Eat Duck Now, Die Later?
Ironically, the growing concern about cancer-causing pollutants in wild ducks -- ranging from heavy metals and pesticides to polychlorinated biphenyls (PCBs) -- could ultimately accomplish what common sense and voluntary restraint have failed to do. In the past, states as far apart as Montana and New York have issued local warnings about the edibility of certain waterfowl.
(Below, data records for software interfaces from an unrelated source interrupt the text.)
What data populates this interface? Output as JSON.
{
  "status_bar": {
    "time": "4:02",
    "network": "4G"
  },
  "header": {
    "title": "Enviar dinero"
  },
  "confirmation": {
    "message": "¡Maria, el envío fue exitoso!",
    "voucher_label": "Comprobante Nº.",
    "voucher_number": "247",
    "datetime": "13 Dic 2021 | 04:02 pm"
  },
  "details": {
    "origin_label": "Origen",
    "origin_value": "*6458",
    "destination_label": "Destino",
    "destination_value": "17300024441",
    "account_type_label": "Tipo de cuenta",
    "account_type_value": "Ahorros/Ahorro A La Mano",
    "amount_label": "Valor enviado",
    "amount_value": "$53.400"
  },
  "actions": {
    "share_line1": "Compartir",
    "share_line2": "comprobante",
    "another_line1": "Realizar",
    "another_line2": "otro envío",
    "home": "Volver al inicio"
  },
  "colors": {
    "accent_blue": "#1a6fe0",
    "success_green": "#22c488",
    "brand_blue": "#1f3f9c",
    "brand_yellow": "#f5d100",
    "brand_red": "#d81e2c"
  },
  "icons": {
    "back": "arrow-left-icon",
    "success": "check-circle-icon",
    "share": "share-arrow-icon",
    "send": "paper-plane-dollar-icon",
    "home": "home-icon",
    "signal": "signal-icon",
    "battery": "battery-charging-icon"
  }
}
More than a decade ago, New York even came up with an advisory for hunters to eat no more than one dabbling duck (mallard, gadwall, teal, etc.) per week, no more than one diving duck (scaup, redhead, goldeneye, etc.) per month, and no mergansers, period. (Last year, New York simplified its advisory to no more than two meals per month of any wild duck -- but not including mergansers, which are still taboo.) Generally, however, as media interest in each new alarm fades, the agency that issued the warning goes back to doing what agencies do best (selling licenses), and waterfowlers go back to doing what they do best (trying to kill every duck the law allows).